But now, with the wonders of DVD technology, here’s a complete presentation: “No one must know what the shipment contains,” says Vorenus. Pssst, it’s gold coins. Don’t tell anyone. “Help, somebody,” shouts a frantic Pullo, and I get a very bad feeling about Eirene, as Gaia looks on enigmatically. Somebody’s getting tortured and Vorenus is ordering more tortures to “find out who did this” as Pullo pulls a wicked looking holdout knife. “All trust is lost,” burns on a wall. Antony is choking someone, while Octavian says “Antony would not dare disrespect me like this.” Vorenus points at someone (Vorena?) “It was you, wasn’t it?” Antony walks in the street as we hear Octavian’s voice say “You shall leave this city or I will declare our alliance is broken.” Posca finds his bride (I think) in flagrante with another woman (I think). “And all ties are broken,” flames another wall. A voice (Antony’s?) calls “Atia!” She turns and quick looks are exchanged by Atia, Octavia, Octavian. Antony tells Atia “I’m leaving tomorrow.” “Promise me you’ll send for me.” Vorena tells someone to “Stop it!” Vorenus slaps her. Quick flashes of hands clasping, “You betrayed me” from someone. A smiling Cleopatra. Vorenus throws something at someone. Running figures. Pullo, in armor, faces someone in fancier armor. Pullo yelling “Keep your mouth shut", and raising a sword overhead as if to cleave someone in two. Someone grabs Vorena’s arm. And that’s it. Whew. All this in less time than it took to type the first sentence.

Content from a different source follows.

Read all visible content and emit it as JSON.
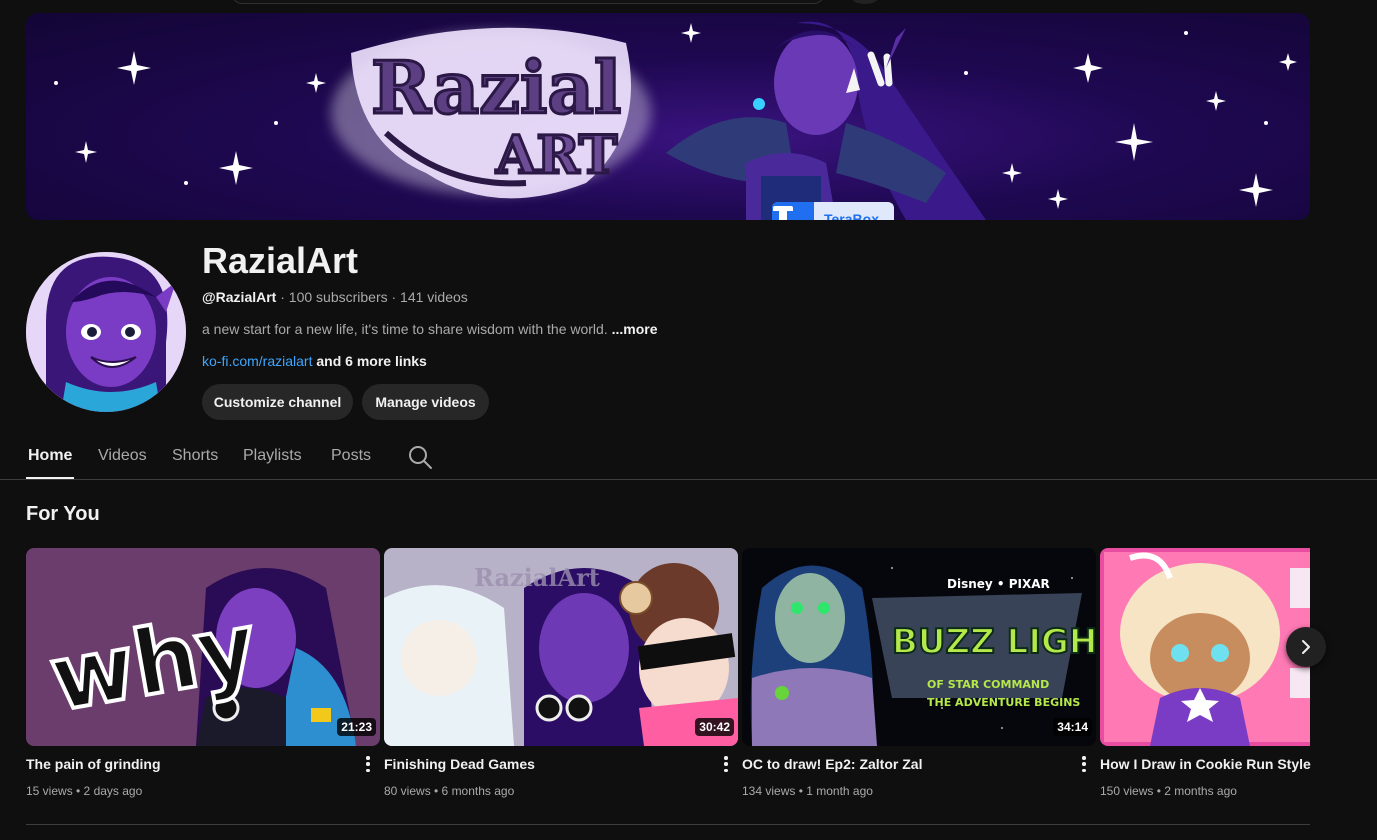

See you next week.

- Cecil


Previous Episode: 2-6F Rome 2-6F “Philippi” - Full Review

Next Episode: Rome 2-8F “A Necessary Fiction"

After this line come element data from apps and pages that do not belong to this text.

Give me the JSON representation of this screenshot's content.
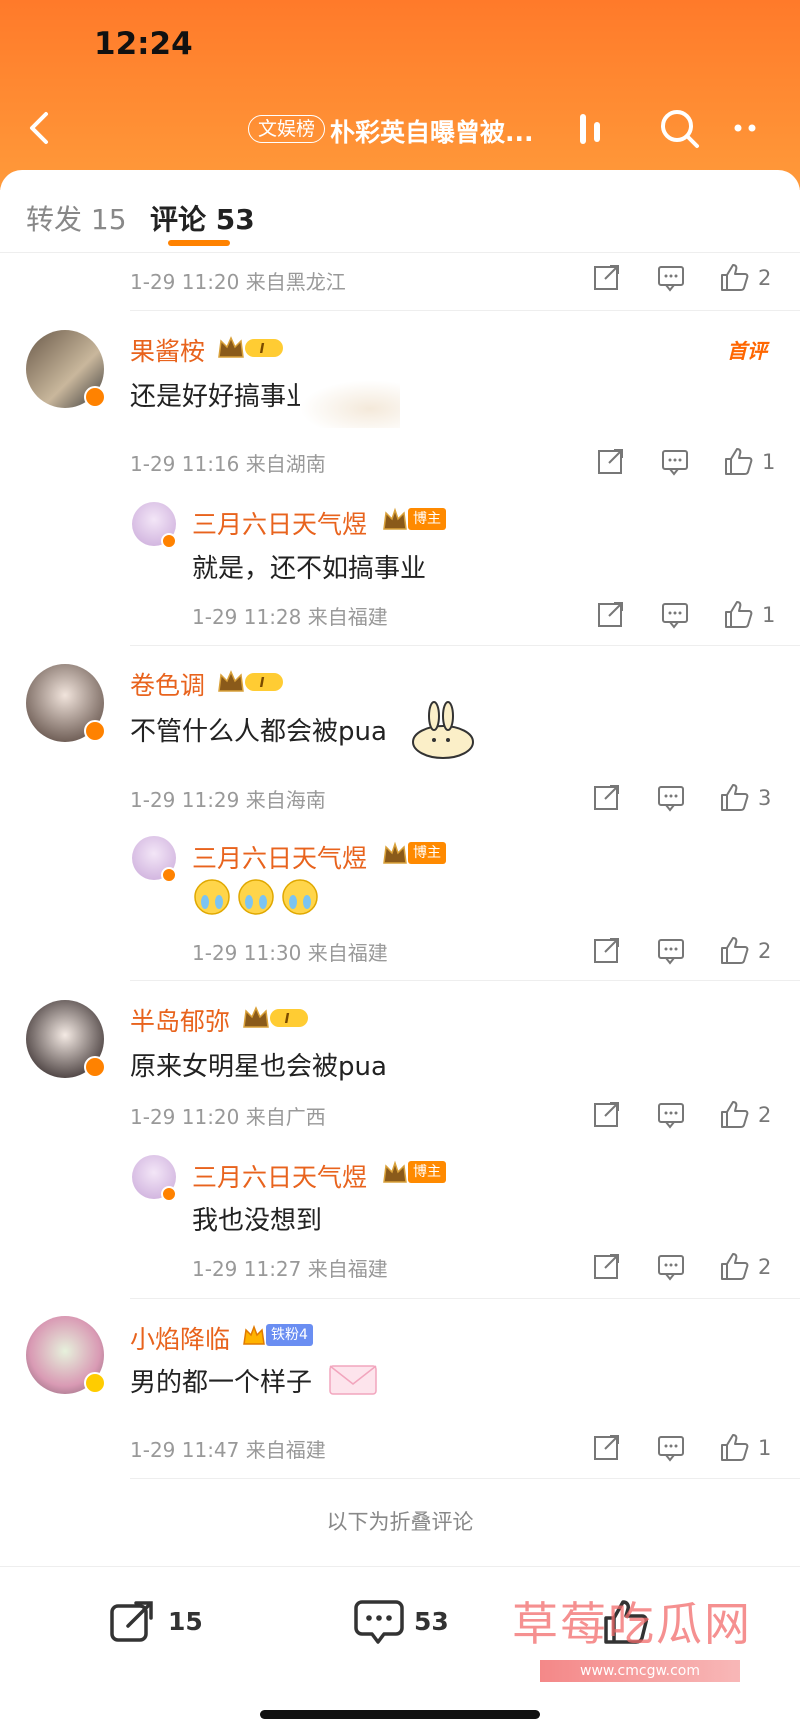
{
  "status_bar": {
    "time": "12:24"
  },
  "header": {
    "topic_badge": "文娱榜",
    "title": "朴彩英自曝曾被...",
    "accent": "#ff8200"
  },
  "tabs": [
    {
      "label": "转发 15",
      "active": false
    },
    {
      "label": "评论 53",
      "active": true
    }
  ],
  "top_meta": {
    "text": "1-29 11:20 来自黑龙江",
    "likes": "2"
  },
  "comments": [
    {
      "name": "果酱桉",
      "level": "I",
      "badge": "首评",
      "text": "还是好好搞事业",
      "meta": "1-29 11:16 来自湖南",
      "likes": "1",
      "reply": {
        "name": "三月六日天气煜",
        "tag": "博主",
        "text": "就是，还不如搞事业",
        "meta": "1-29 11:28 来自福建",
        "likes": "1"
      }
    },
    {
      "name": "卷色调",
      "level": "I",
      "text": "不管什么人都会被pua",
      "meta": "1-29 11:29 来自海南",
      "likes": "3",
      "reply": {
        "name": "三月六日天气煜",
        "tag": "博主",
        "text": "",
        "meta": "1-29 11:30 来自福建",
        "likes": "2"
      }
    },
    {
      "name": "半岛郁弥",
      "level": "I",
      "text": "原来女明星也会被pua",
      "meta": "1-29 11:20 来自广西",
      "likes": "2",
      "reply": {
        "name": "三月六日天气煜",
        "tag": "博主",
        "text": "我也没想到",
        "meta": "1-29 11:27 来自福建",
        "likes": "2"
      }
    },
    {
      "name": "小焰降临",
      "fan_tag": "铁粉4",
      "text": "男的都一个样子",
      "meta": "1-29 11:47 来自福建",
      "likes": "1"
    }
  ],
  "folded_text": "以下为折叠评论",
  "bottom_bar": {
    "repost_count": "15",
    "comment_count": "53"
  },
  "watermark": {
    "text": "草莓吃瓜网",
    "url": "www.cmcgw.com"
  },
  "icons": {
    "back": "back-arrow-icon",
    "share": "share-icon",
    "comment": "comment-icon",
    "like": "thumbs-up-icon",
    "search": "search-icon",
    "more": "more-icon"
  }
}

Click here for complete "Rome" broadcast schedule, including reshow days, times, and HBO Channel

Posted by Cecil on March 2, 2007 11:23 PM
Permalink | Email to a Friend | Add to | Digg This

no comment ;) -- mac

-- Posted by: mac at March 6, 2007 3:05 PM

Chicken! (Mr. Cluck?)

Does Mrs. Mac read the blog?

-- Posted by: Cecil Rose at March 6, 2007 4:51 PM

More Recent Stories:
A Little "Rome" on Demand
Bits and Pieces of Rome
Rome 2-10F De Patre Vostro - About Your Father - Full Review
Rome: 2-10C De Patre Vostro - About Your Father - Capsule Review
Rome: 2-9F Deus Impeditio Esuritori Nullus - Full Review
Rome: 2-9C Deus Impeditio Esuritori Nullus - Capsule Review
Rome: 2-8F A Necessary Fiction - Full Review
Rome: 2-8C A Necessary Fiction - Capsule Review
Rome: 2-7F Death Mask - Full Review
Rome: 2-7C Death Mask - Capsule Review